Your task :: Search the listing for the word "backup" and return each line that contains it.

Input material ::
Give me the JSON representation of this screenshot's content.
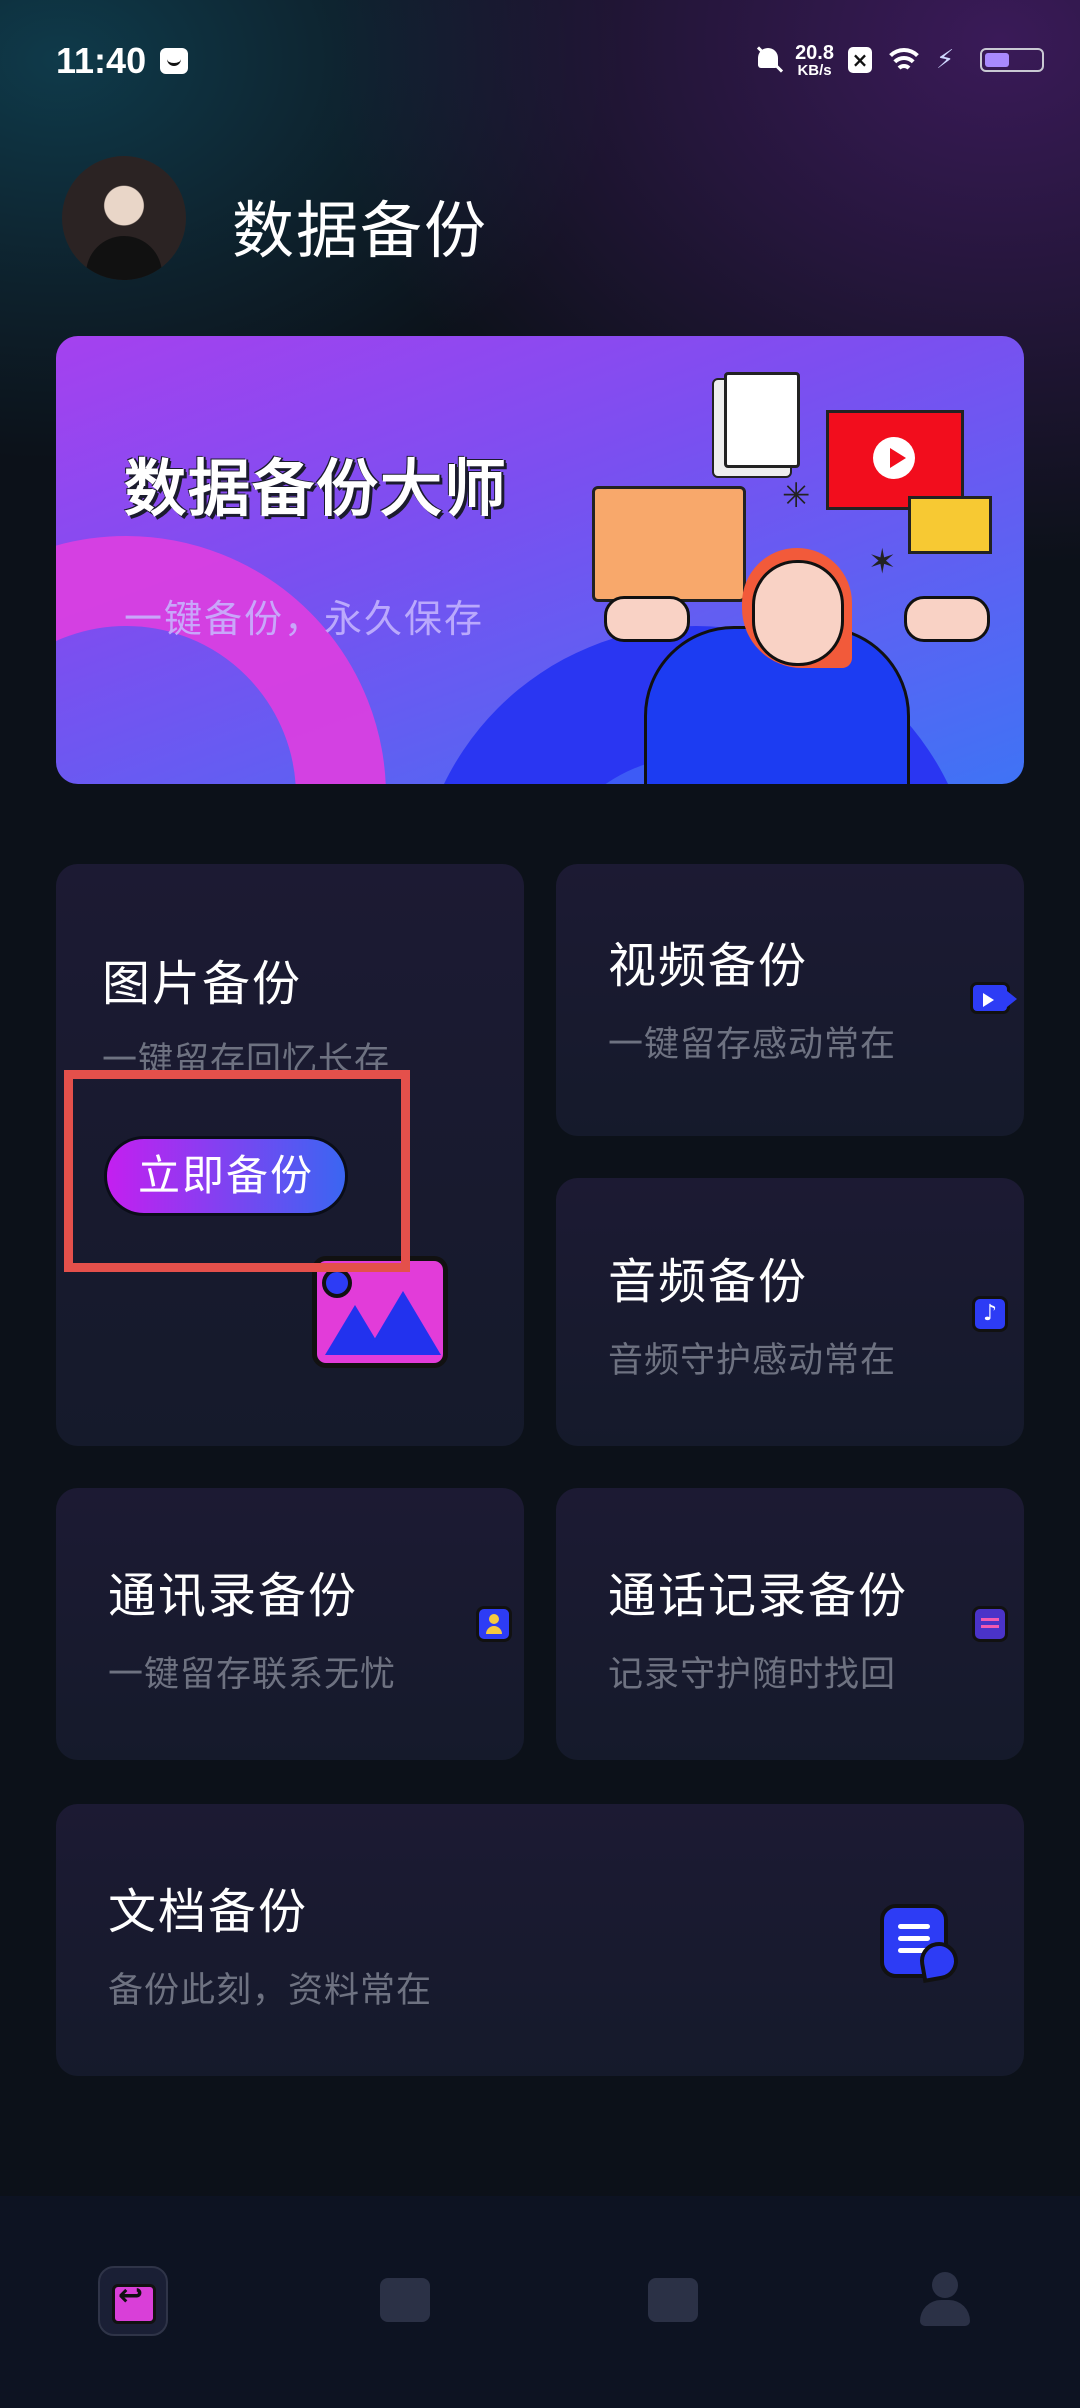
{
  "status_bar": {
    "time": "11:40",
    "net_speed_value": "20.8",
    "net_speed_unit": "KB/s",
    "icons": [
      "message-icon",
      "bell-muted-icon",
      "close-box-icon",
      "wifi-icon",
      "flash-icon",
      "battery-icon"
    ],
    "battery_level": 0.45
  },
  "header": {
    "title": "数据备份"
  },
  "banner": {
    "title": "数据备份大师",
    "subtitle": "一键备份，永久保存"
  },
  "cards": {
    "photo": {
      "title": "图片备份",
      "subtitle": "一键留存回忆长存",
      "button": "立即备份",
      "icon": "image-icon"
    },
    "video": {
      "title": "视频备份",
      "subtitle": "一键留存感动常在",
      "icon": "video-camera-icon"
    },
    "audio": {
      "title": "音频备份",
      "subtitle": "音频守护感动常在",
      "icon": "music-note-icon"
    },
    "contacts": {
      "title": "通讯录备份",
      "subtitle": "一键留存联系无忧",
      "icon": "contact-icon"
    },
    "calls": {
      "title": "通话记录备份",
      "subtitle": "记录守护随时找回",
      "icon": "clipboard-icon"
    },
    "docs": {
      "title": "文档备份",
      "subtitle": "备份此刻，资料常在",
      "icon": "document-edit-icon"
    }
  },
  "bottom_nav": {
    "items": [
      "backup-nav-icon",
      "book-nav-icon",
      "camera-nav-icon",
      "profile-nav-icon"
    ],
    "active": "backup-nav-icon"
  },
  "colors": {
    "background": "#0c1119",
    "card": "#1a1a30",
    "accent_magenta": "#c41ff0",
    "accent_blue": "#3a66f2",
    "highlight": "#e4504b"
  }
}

Task result ::
      "backup-nav-icon",
    "active": "backup-nav-icon"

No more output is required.